_What is being asked:_ How many lines in these records hold the string "JSON"? State only that number.
════════════════
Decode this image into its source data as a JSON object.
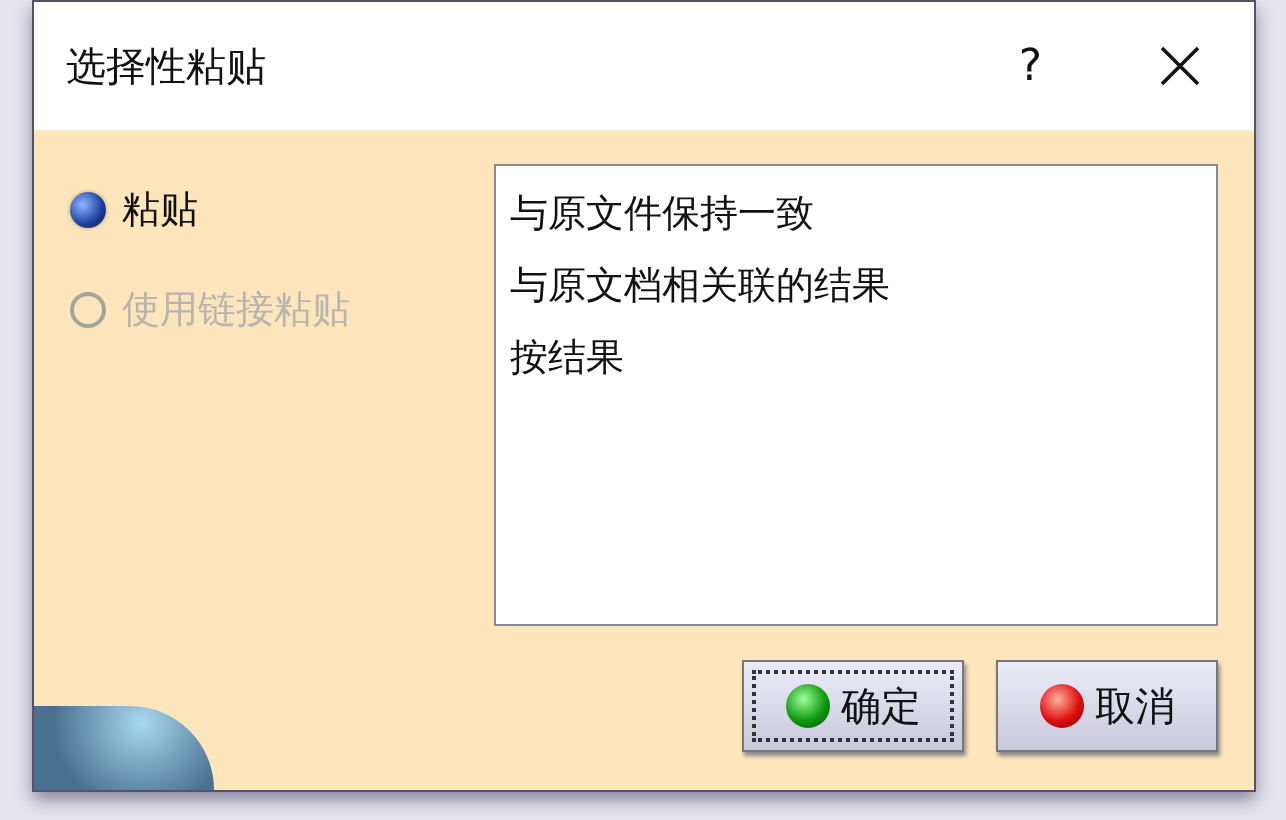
{
  "window": {
    "title": "选择性粘贴",
    "help": "?"
  },
  "paste_options": [
    {
      "label": "粘贴",
      "selected": true,
      "disabled": false
    },
    {
      "label": "使用链接粘贴",
      "selected": false,
      "disabled": true
    }
  ],
  "list": {
    "items": [
      {
        "label": "与原文件保持一致"
      },
      {
        "label": "与原文档相关联的结果"
      },
      {
        "label": "按结果"
      }
    ]
  },
  "buttons": [
    {
      "label": "确定",
      "kind": "ok",
      "focused": true
    },
    {
      "label": "取消",
      "kind": "cancel",
      "focused": false
    }
  ]
}
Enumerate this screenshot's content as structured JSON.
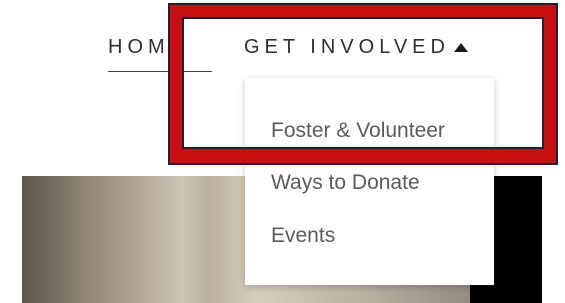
{
  "nav": {
    "home_label": "HOM",
    "get_involved_label": "GET INVOLVED",
    "caret_icon": "caret-up-icon"
  },
  "dropdown": {
    "items": [
      {
        "label": "Foster & Volunteer"
      },
      {
        "label": "Ways to Donate"
      },
      {
        "label": "Events"
      }
    ]
  },
  "colors": {
    "highlight": "#c81010",
    "text": "#2f2f2f",
    "menu_text": "#5b5b5b"
  }
}
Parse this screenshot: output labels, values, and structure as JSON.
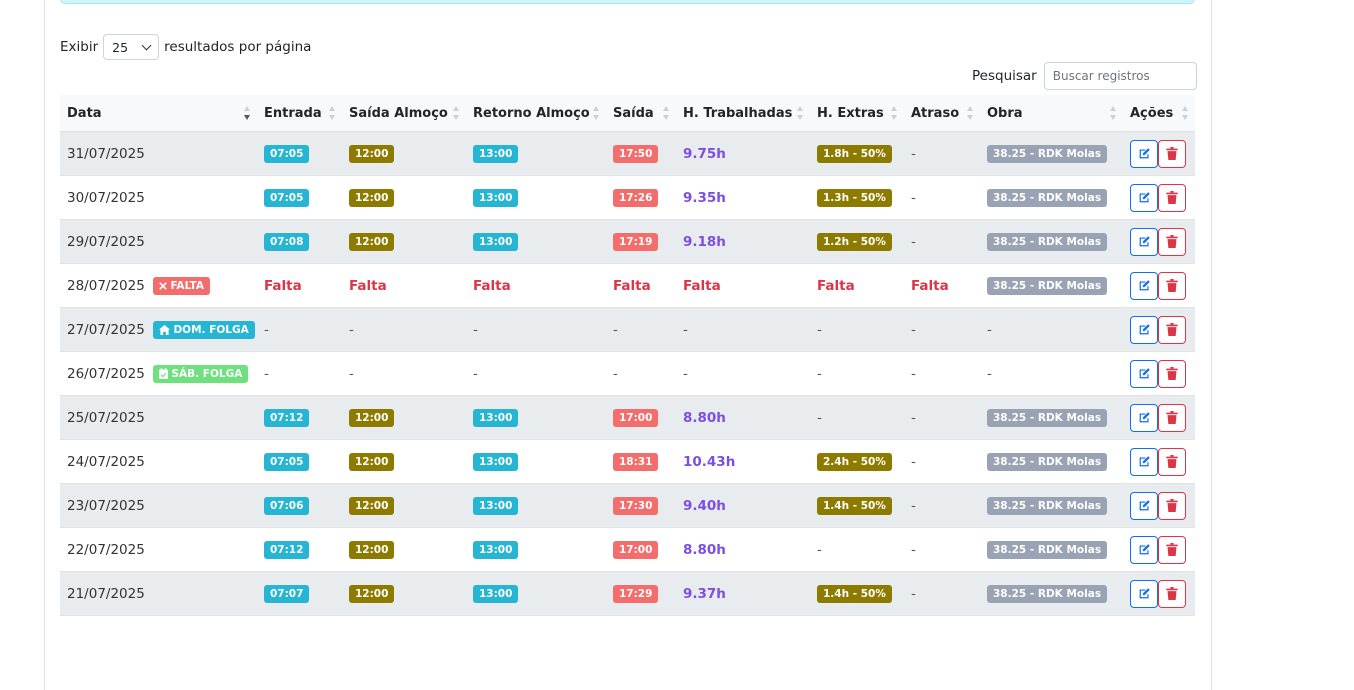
{
  "length_control": {
    "prefix": "Exibir",
    "value": "25",
    "suffix": "resultados por página"
  },
  "search": {
    "label": "Pesquisar",
    "placeholder": "Buscar registros"
  },
  "columns": [
    "Data",
    "Entrada",
    "Saída Almoço",
    "Retorno Almoço",
    "Saída",
    "H. Trabalhadas",
    "H. Extras",
    "Atraso",
    "Obra",
    "Ações"
  ],
  "rows": [
    {
      "date": "31/07/2025",
      "status": "",
      "entrada": "07:05",
      "saida_almoco": "12:00",
      "retorno": "13:00",
      "saida": "17:50",
      "horas": "9.75h",
      "extras": "1.8h - 50%",
      "atraso": "-",
      "obra": "38.25 - RDK Molas"
    },
    {
      "date": "30/07/2025",
      "status": "",
      "entrada": "07:05",
      "saida_almoco": "12:00",
      "retorno": "13:00",
      "saida": "17:26",
      "horas": "9.35h",
      "extras": "1.3h - 50%",
      "atraso": "-",
      "obra": "38.25 - RDK Molas"
    },
    {
      "date": "29/07/2025",
      "status": "",
      "entrada": "07:08",
      "saida_almoco": "12:00",
      "retorno": "13:00",
      "saida": "17:19",
      "horas": "9.18h",
      "extras": "1.2h - 50%",
      "atraso": "-",
      "obra": "38.25 - RDK Molas"
    },
    {
      "date": "28/07/2025",
      "status": "FALTA",
      "entrada": "Falta",
      "saida_almoco": "Falta",
      "retorno": "Falta",
      "saida": "Falta",
      "horas": "Falta",
      "extras": "Falta",
      "atraso": "Falta",
      "obra": "38.25 - RDK Molas"
    },
    {
      "date": "27/07/2025",
      "status": "DOM. FOLGA",
      "entrada": "-",
      "saida_almoco": "-",
      "retorno": "-",
      "saida": "-",
      "horas": "-",
      "extras": "-",
      "atraso": "-",
      "obra": "-"
    },
    {
      "date": "26/07/2025",
      "status": "SÁB. FOLGA",
      "entrada": "-",
      "saida_almoco": "-",
      "retorno": "-",
      "saida": "-",
      "horas": "-",
      "extras": "-",
      "atraso": "-",
      "obra": "-"
    },
    {
      "date": "25/07/2025",
      "status": "",
      "entrada": "07:12",
      "saida_almoco": "12:00",
      "retorno": "13:00",
      "saida": "17:00",
      "horas": "8.80h",
      "extras": "-",
      "atraso": "-",
      "obra": "38.25 - RDK Molas"
    },
    {
      "date": "24/07/2025",
      "status": "",
      "entrada": "07:05",
      "saida_almoco": "12:00",
      "retorno": "13:00",
      "saida": "18:31",
      "horas": "10.43h",
      "extras": "2.4h - 50%",
      "atraso": "-",
      "obra": "38.25 - RDK Molas"
    },
    {
      "date": "23/07/2025",
      "status": "",
      "entrada": "07:06",
      "saida_almoco": "12:00",
      "retorno": "13:00",
      "saida": "17:30",
      "horas": "9.40h",
      "extras": "1.4h - 50%",
      "atraso": "-",
      "obra": "38.25 - RDK Molas"
    },
    {
      "date": "22/07/2025",
      "status": "",
      "entrada": "07:12",
      "saida_almoco": "12:00",
      "retorno": "13:00",
      "saida": "17:00",
      "horas": "8.80h",
      "extras": "-",
      "atraso": "-",
      "obra": "38.25 - RDK Molas"
    },
    {
      "date": "21/07/2025",
      "status": "",
      "entrada": "07:07",
      "saida_almoco": "12:00",
      "retorno": "13:00",
      "saida": "17:29",
      "horas": "9.37h",
      "extras": "1.4h - 50%",
      "atraso": "-",
      "obra": "38.25 - RDK Molas"
    }
  ],
  "colors": {
    "entrada": "#26b6d4",
    "almoco": "#8d7b00",
    "saida": "#f36d6d",
    "obra": "#9aa3b4",
    "hours": "#7b4fe0",
    "falta": "#dc3545"
  },
  "icons": {
    "edit": "edit-icon",
    "delete": "trash-icon",
    "falta": "x-icon",
    "domingo": "home-icon",
    "sabado": "calendar-icon"
  }
}
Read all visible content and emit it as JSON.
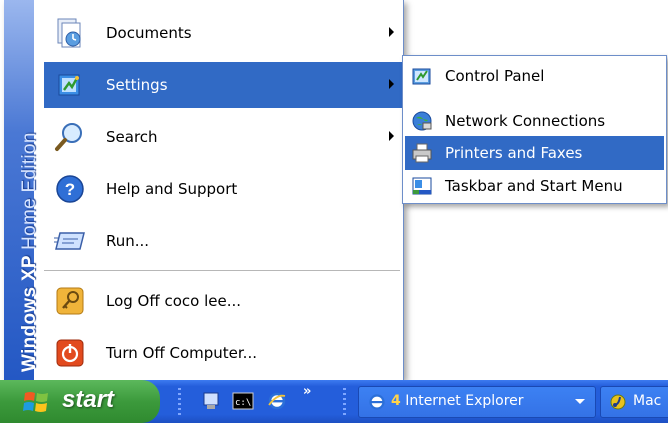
{
  "start_menu": {
    "banner": {
      "brand": "Windows XP",
      "edition": "Home Edition"
    },
    "items": [
      {
        "label": "Documents",
        "icon": "documents-icon",
        "has_submenu": true
      },
      {
        "label": "Settings",
        "icon": "settings-icon",
        "has_submenu": true,
        "highlighted": true
      },
      {
        "label": "Search",
        "icon": "search-icon",
        "has_submenu": true
      },
      {
        "label": "Help and Support",
        "icon": "help-icon",
        "has_submenu": false
      },
      {
        "label": "Run...",
        "icon": "run-icon",
        "has_submenu": false
      }
    ],
    "bottom_items": [
      {
        "label": "Log Off coco lee...",
        "icon": "log-off-key-icon"
      },
      {
        "label": "Turn Off Computer...",
        "icon": "power-icon"
      }
    ]
  },
  "settings_submenu": {
    "items": [
      {
        "label": "Control Panel",
        "icon": "control-panel-icon"
      },
      {
        "label": "Network Connections",
        "icon": "network-globe-icon"
      },
      {
        "label": "Printers and Faxes",
        "icon": "printer-icon",
        "highlighted": true
      },
      {
        "label": "Taskbar and Start Menu",
        "icon": "taskbar-icon"
      }
    ]
  },
  "taskbar": {
    "start_label": "start",
    "quick_launch": [
      "show-desktop-icon",
      "command-prompt-icon",
      "internet-explorer-icon"
    ],
    "overflow_chevron": "»",
    "buttons": [
      {
        "count": "4",
        "label": "Internet Explorer",
        "icon": "internet-explorer-icon"
      },
      {
        "label": "Mac",
        "icon": "media-player-icon"
      }
    ]
  },
  "colors": {
    "highlight": "#316ac5",
    "taskbar": "#245edb",
    "start_button": "#3c9a3c",
    "banner": "#2458c4"
  }
}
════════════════
_Result of the exercise:_ 4